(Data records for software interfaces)
-----

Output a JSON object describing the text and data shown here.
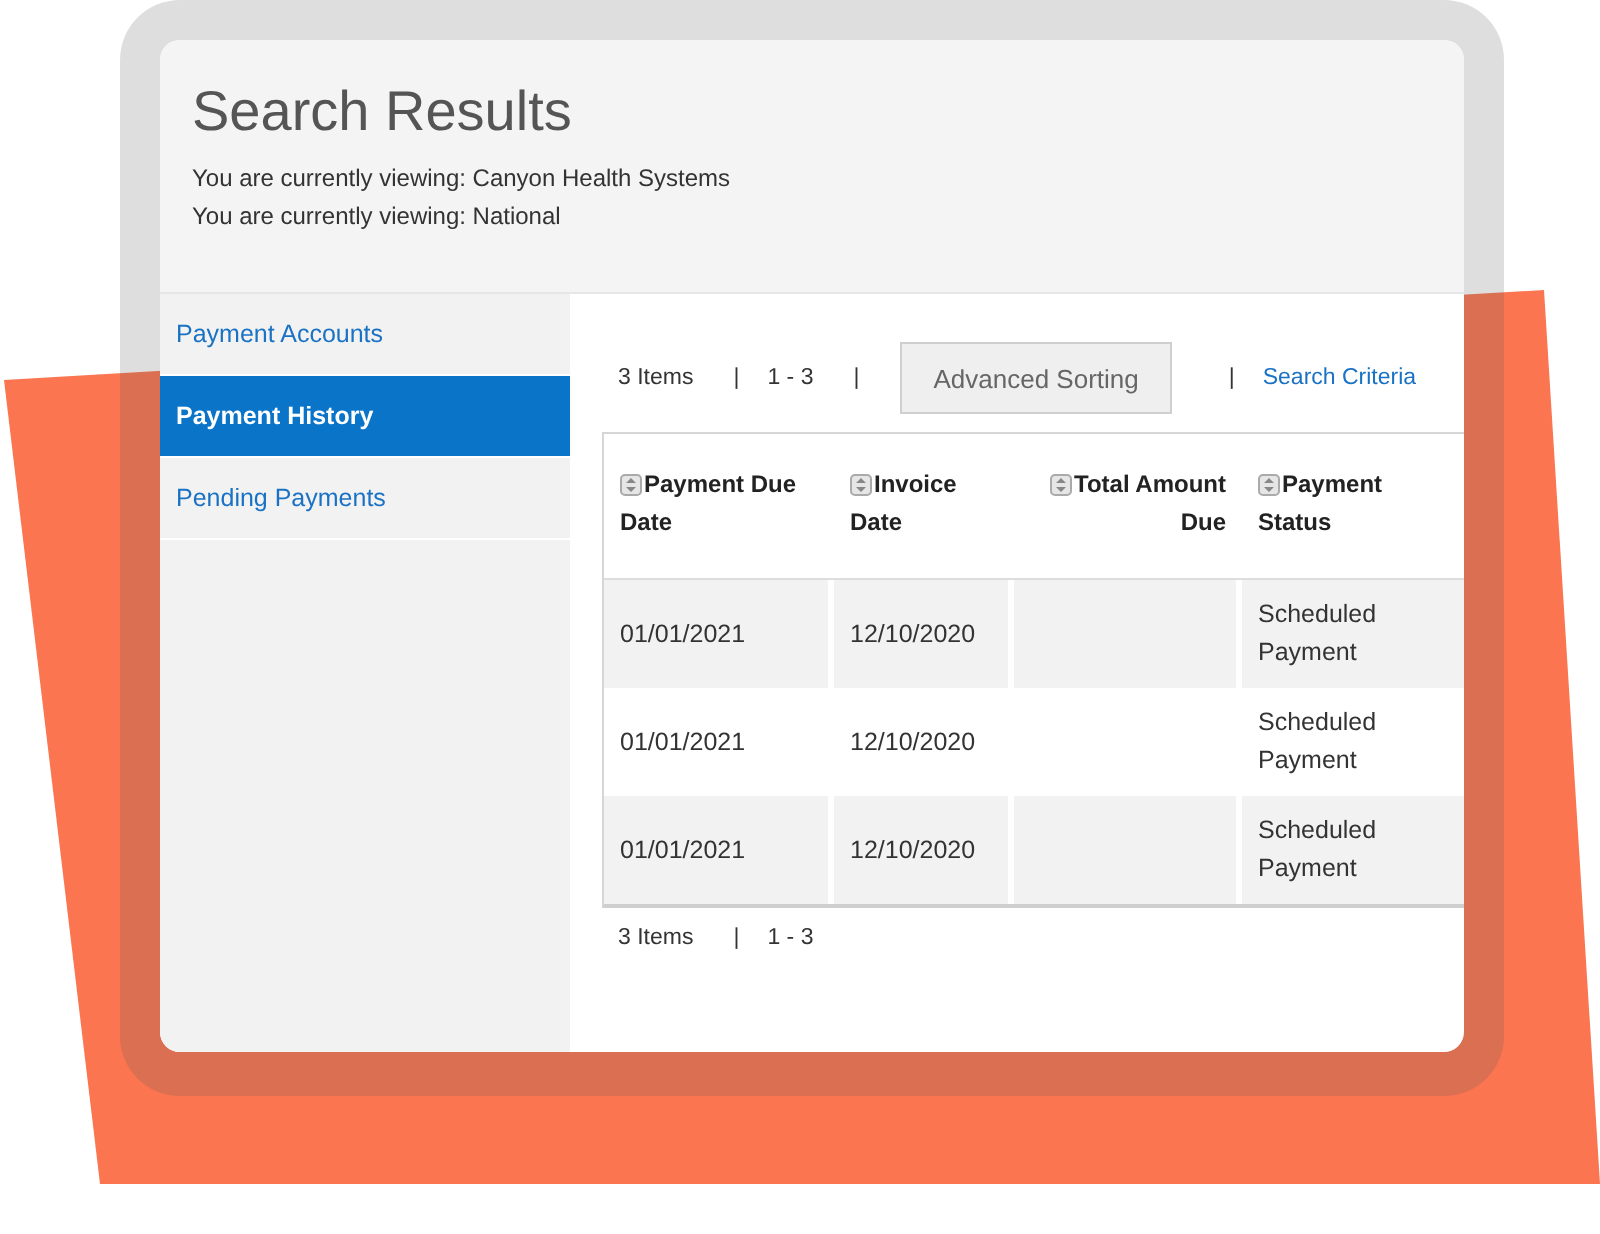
{
  "header": {
    "title": "Search Results",
    "context_lines": [
      "You are currently viewing: Canyon Health Systems",
      "You are currently viewing: National"
    ]
  },
  "sidebar": {
    "items": [
      {
        "label": "Payment Accounts",
        "selected": false
      },
      {
        "label": "Payment History",
        "selected": true
      },
      {
        "label": "Pending Payments",
        "selected": false
      }
    ]
  },
  "toolbar": [
    {
      "kind": "text",
      "text": "3 Items"
    },
    {
      "kind": "separator",
      "text": "|"
    },
    {
      "kind": "text",
      "text": "1 - 3"
    },
    {
      "kind": "separator",
      "text": "|"
    },
    {
      "kind": "button",
      "text": "Advanced Sorting"
    },
    {
      "kind": "separator",
      "text": "|"
    },
    {
      "kind": "link",
      "text": "Search Criteria"
    }
  ],
  "table": {
    "columns": [
      {
        "label": "Payment Due Date"
      },
      {
        "label": "Invoice Date"
      },
      {
        "label": "Total Amount Due"
      },
      {
        "label": "Payment Status"
      }
    ],
    "rows": [
      {
        "cells": [
          "01/01/2021",
          "12/10/2020",
          null,
          "Scheduled Payment"
        ]
      },
      {
        "cells": [
          "01/01/2021",
          "12/10/2020",
          null,
          "Scheduled Payment"
        ]
      },
      {
        "cells": [
          "01/01/2021",
          "12/10/2020",
          null,
          "Scheduled Payment"
        ]
      }
    ]
  },
  "footer": [
    {
      "kind": "text",
      "text": "3 Items"
    },
    {
      "kind": "separator",
      "text": "|"
    },
    {
      "kind": "text",
      "text": "1 - 3"
    }
  ]
}
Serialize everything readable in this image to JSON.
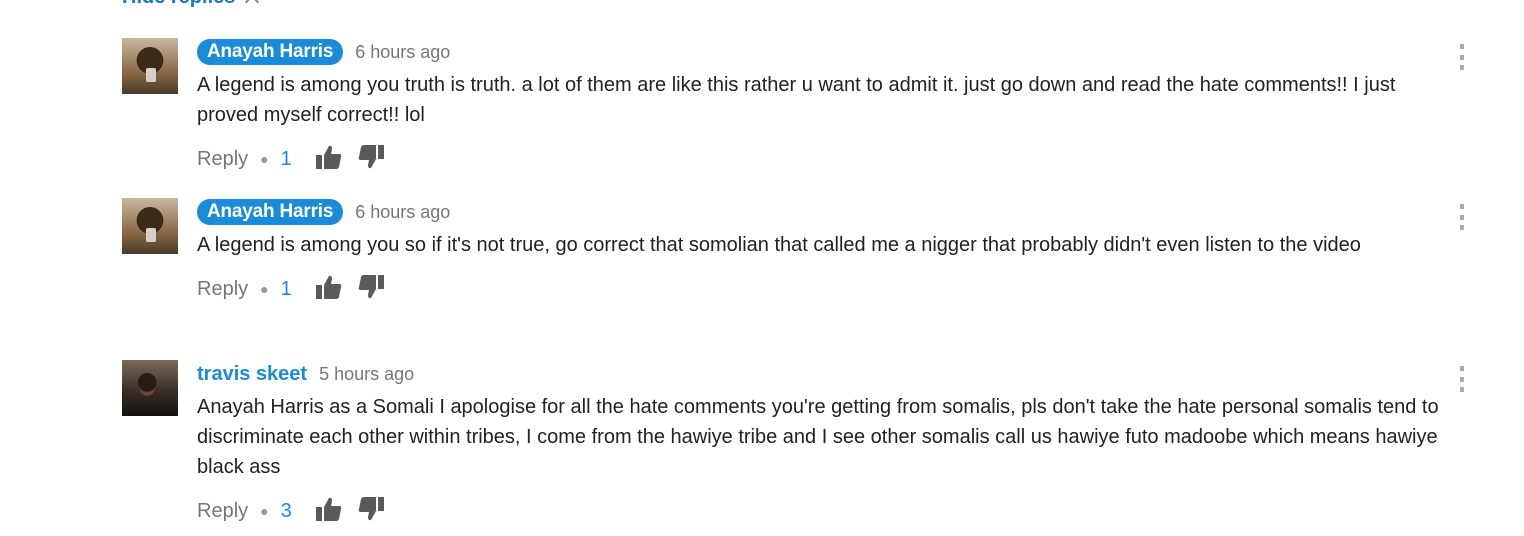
{
  "hide_replies": {
    "label": "Hide replies",
    "chevron_icon": "chevron-up-icon"
  },
  "colors": {
    "link": "#1a8bd8",
    "muted": "#767676",
    "text": "#222222",
    "icon": "#5a5a5a"
  },
  "comments": [
    {
      "author": "Anayah Harris",
      "time": "6 hours ago",
      "text": "A legend is among you truth is truth. a lot of them are like this rather u want to admit it. just go down and read the hate comments!! I just proved myself correct!! lol",
      "reply_label": "Reply",
      "likes": "1",
      "highlighted": true
    },
    {
      "author": "Anayah Harris",
      "time": "6 hours ago",
      "text": "A legend is among you so if it's not true, go correct that somolian that called me a nigger that probably didn't even listen to the video",
      "reply_label": "Reply",
      "likes": "1",
      "highlighted": true
    },
    {
      "author": "travis skeet",
      "time": "5 hours ago",
      "text": "Anayah Harris as a Somali I apologise for all the hate comments you're getting from somalis, pls don't take the hate personal somalis tend to discriminate each other within tribes, I come from the hawiye tribe and I see other somalis call us hawiye futo madoobe which means hawiye black ass",
      "reply_label": "Reply",
      "likes": "3",
      "highlighted": false
    }
  ]
}
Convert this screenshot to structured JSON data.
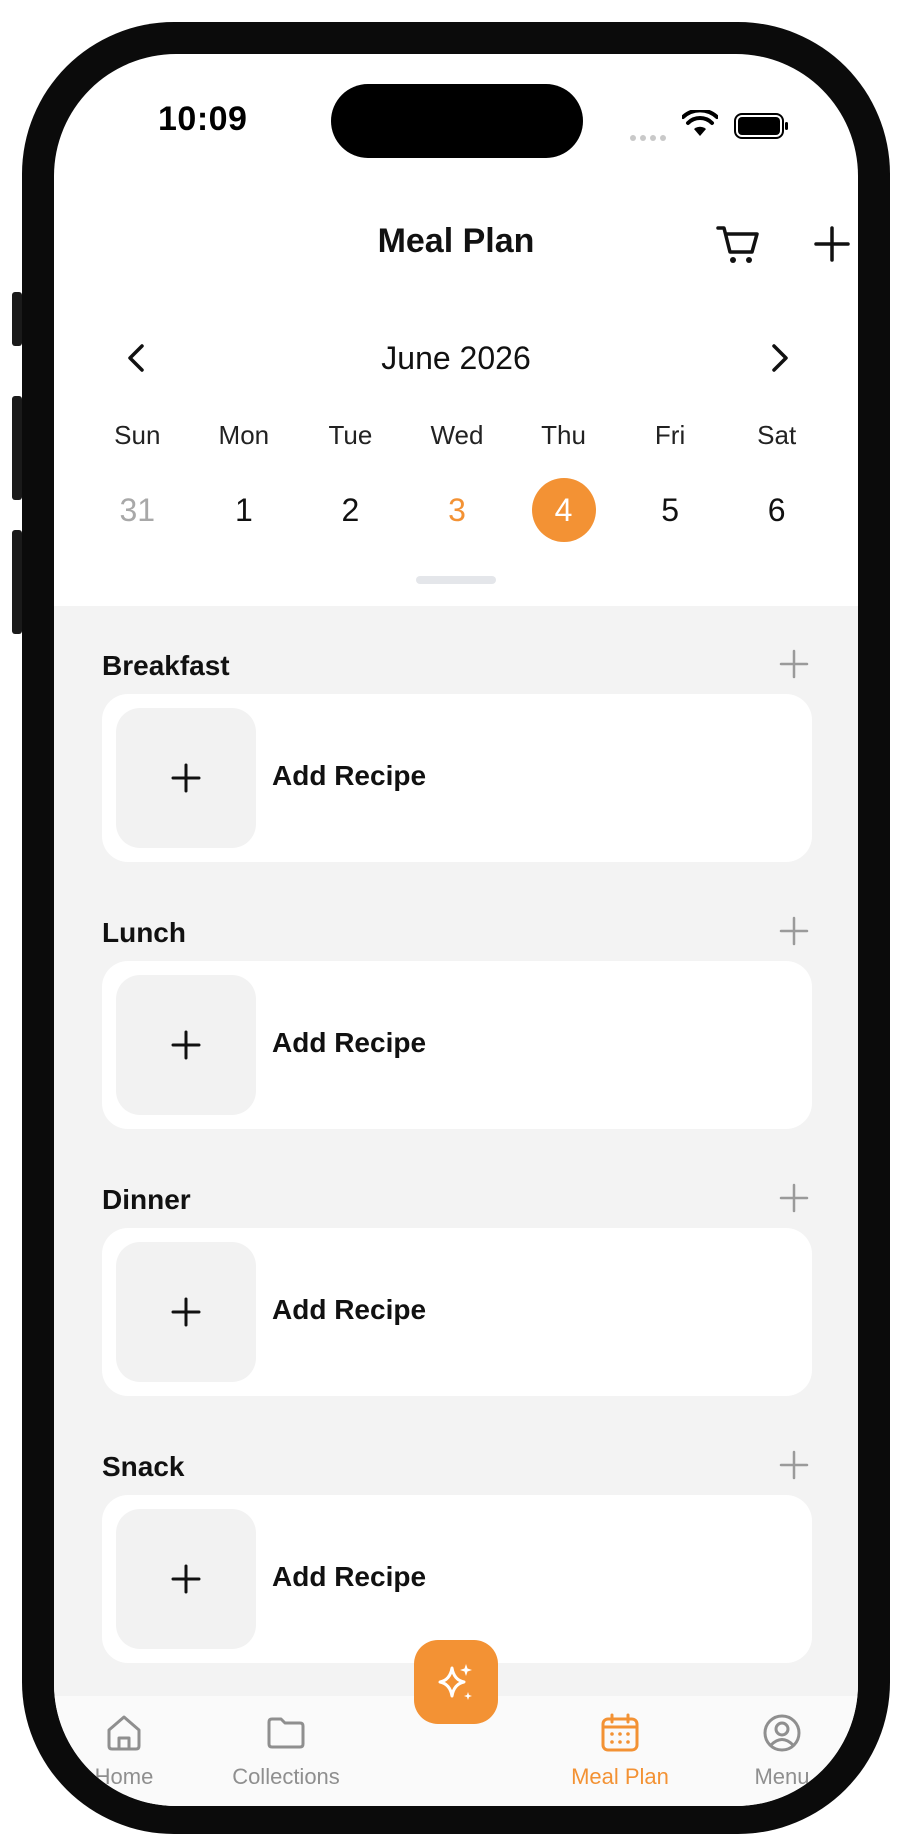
{
  "status": {
    "time": "10:09"
  },
  "header": {
    "title": "Meal Plan",
    "icons": {
      "cart": "shopping-cart-icon",
      "add": "plus-icon"
    }
  },
  "calendar": {
    "month_label": "June 2026",
    "weekdays": [
      "Sun",
      "Mon",
      "Tue",
      "Wed",
      "Thu",
      "Fri",
      "Sat"
    ],
    "dates": [
      "31",
      "1",
      "2",
      "3",
      "4",
      "5",
      "6"
    ],
    "today_index": 3,
    "selected_index": 4,
    "muted_index": 0
  },
  "meals": [
    {
      "title": "Breakfast",
      "card_label": "Add Recipe"
    },
    {
      "title": "Lunch",
      "card_label": "Add Recipe"
    },
    {
      "title": "Dinner",
      "card_label": "Add Recipe"
    },
    {
      "title": "Snack",
      "card_label": "Add Recipe"
    }
  ],
  "tabs": [
    {
      "label": "Home",
      "icon": "home-icon",
      "active": false
    },
    {
      "label": "Collections",
      "icon": "folder-icon",
      "active": false
    },
    {
      "label": "",
      "icon": "sparkle-icon",
      "active": false
    },
    {
      "label": "Meal Plan",
      "icon": "calendar-icon",
      "active": true
    },
    {
      "label": "Menu",
      "icon": "profile-icon",
      "active": false
    }
  ],
  "colors": {
    "accent": "#f39234",
    "content_bg": "#f3f3f3",
    "muted_text": "#a8a8a8",
    "inactive_tab": "#8f8f8f"
  }
}
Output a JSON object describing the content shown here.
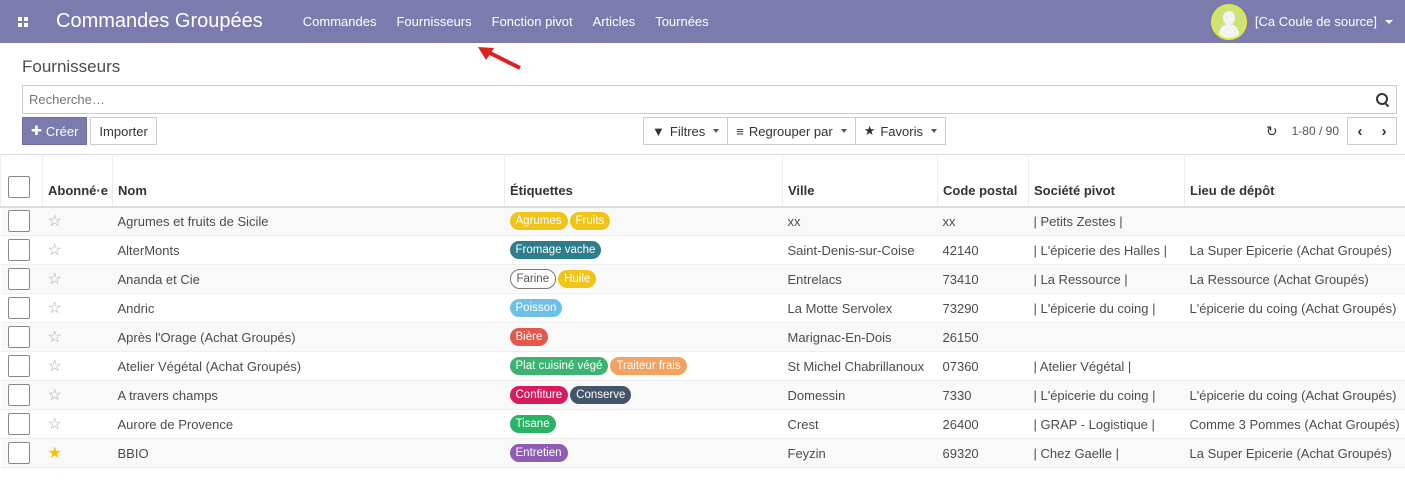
{
  "app": {
    "title": "Commandes Groupées",
    "user": "[Ca Coule de source]"
  },
  "menu": [
    "Commandes",
    "Fournisseurs",
    "Fonction pivot",
    "Articles",
    "Tournées"
  ],
  "page": {
    "title": "Fournisseurs"
  },
  "search": {
    "placeholder": "Recherche…"
  },
  "toolbar": {
    "create_label": "Créer",
    "import_label": "Importer",
    "filters_label": "Filtres",
    "group_label": "Regrouper par",
    "favorites_label": "Favoris",
    "pager_value": "1-80 / 90"
  },
  "table": {
    "headers": [
      "Abonné·e",
      "Nom",
      "Étiquettes",
      "Ville",
      "Code postal",
      "Société pivot",
      "Lieu de dépôt"
    ],
    "rows": [
      {
        "fav": false,
        "name": "Agrumes et fruits de Sicile",
        "tags": [
          {
            "t": "Agrumes",
            "c": "#f0c419"
          },
          {
            "t": "Fruits",
            "c": "#f0c419"
          }
        ],
        "city": "xx",
        "zip": "xx",
        "pivot": "| Petits Zestes |",
        "depot": ""
      },
      {
        "fav": false,
        "name": "AlterMonts",
        "tags": [
          {
            "t": "Fromage vache",
            "c": "#2e7d8c"
          }
        ],
        "city": "Saint-Denis-sur-Coise",
        "zip": "42140",
        "pivot": "| L'épicerie des Halles |",
        "depot": "La Super Epicerie (Achat Groupés)"
      },
      {
        "fav": false,
        "name": "Ananda et Cie",
        "tags": [
          {
            "t": "Farine",
            "c": "outline"
          },
          {
            "t": "Huile",
            "c": "#f0c419"
          }
        ],
        "city": "Entrelacs",
        "zip": "73410",
        "pivot": "| La Ressource |",
        "depot": "La Ressource (Achat Groupés)"
      },
      {
        "fav": false,
        "name": "Andric",
        "tags": [
          {
            "t": "Poisson",
            "c": "#6ec1e4"
          }
        ],
        "city": "La Motte Servolex",
        "zip": "73290",
        "pivot": "| L'épicerie du coing |",
        "depot": "L'épicerie du coing (Achat Groupés)"
      },
      {
        "fav": false,
        "name": "Après l'Orage (Achat Groupés)",
        "tags": [
          {
            "t": "Bière",
            "c": "#e4584b"
          }
        ],
        "city": "Marignac-En-Dois",
        "zip": "26150",
        "pivot": "",
        "depot": ""
      },
      {
        "fav": false,
        "name": "Atelier Végétal (Achat Groupés)",
        "tags": [
          {
            "t": "Plat cuisiné végé",
            "c": "#3cb371"
          },
          {
            "t": "Traiteur frais",
            "c": "#f4a261"
          }
        ],
        "city": "St Michel Chabrillanoux",
        "zip": "07360",
        "pivot": "| Atelier Végétal |",
        "depot": ""
      },
      {
        "fav": false,
        "name": "A travers champs",
        "tags": [
          {
            "t": "Confiture",
            "c": "#d81b60"
          },
          {
            "t": "Conserve",
            "c": "#44546a"
          }
        ],
        "city": "Domessin",
        "zip": "7330",
        "pivot": "| L'épicerie du coing |",
        "depot": "L'épicerie du coing (Achat Groupés)"
      },
      {
        "fav": false,
        "name": "Aurore de Provence",
        "tags": [
          {
            "t": "Tisane",
            "c": "#28b463"
          }
        ],
        "city": "Crest",
        "zip": "26400",
        "pivot": "| GRAP - Logistique |",
        "depot": "Comme 3 Pommes (Achat Groupés)"
      },
      {
        "fav": true,
        "name": "BBIO",
        "tags": [
          {
            "t": "Entretien",
            "c": "#8e5bb5"
          }
        ],
        "city": "Feyzin",
        "zip": "69320",
        "pivot": "| Chez Gaelle |",
        "depot": "La Super Epicerie (Achat Groupés)"
      }
    ]
  },
  "colors": {
    "brand": "#7c7bad",
    "star_active": "#f5c400",
    "annotation_arrow": "#e02020"
  }
}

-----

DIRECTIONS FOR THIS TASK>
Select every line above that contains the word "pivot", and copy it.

TASK SOLUTION>
    "Fonction pivot",
      "Société pivot",
        "pivot": "| Petits Zestes |",
        "pivot": "| L'épicerie des Halles |",
        "pivot": "| La Ressource |",
        "pivot": "| L'épicerie du coing |",
        "pivot": "",
        "pivot": "| Atelier Végétal |",
        "pivot": "| L'épicerie du coing |",
        "pivot": "| GRAP - Logistique |",
        "pivot": "| Chez Gaelle |",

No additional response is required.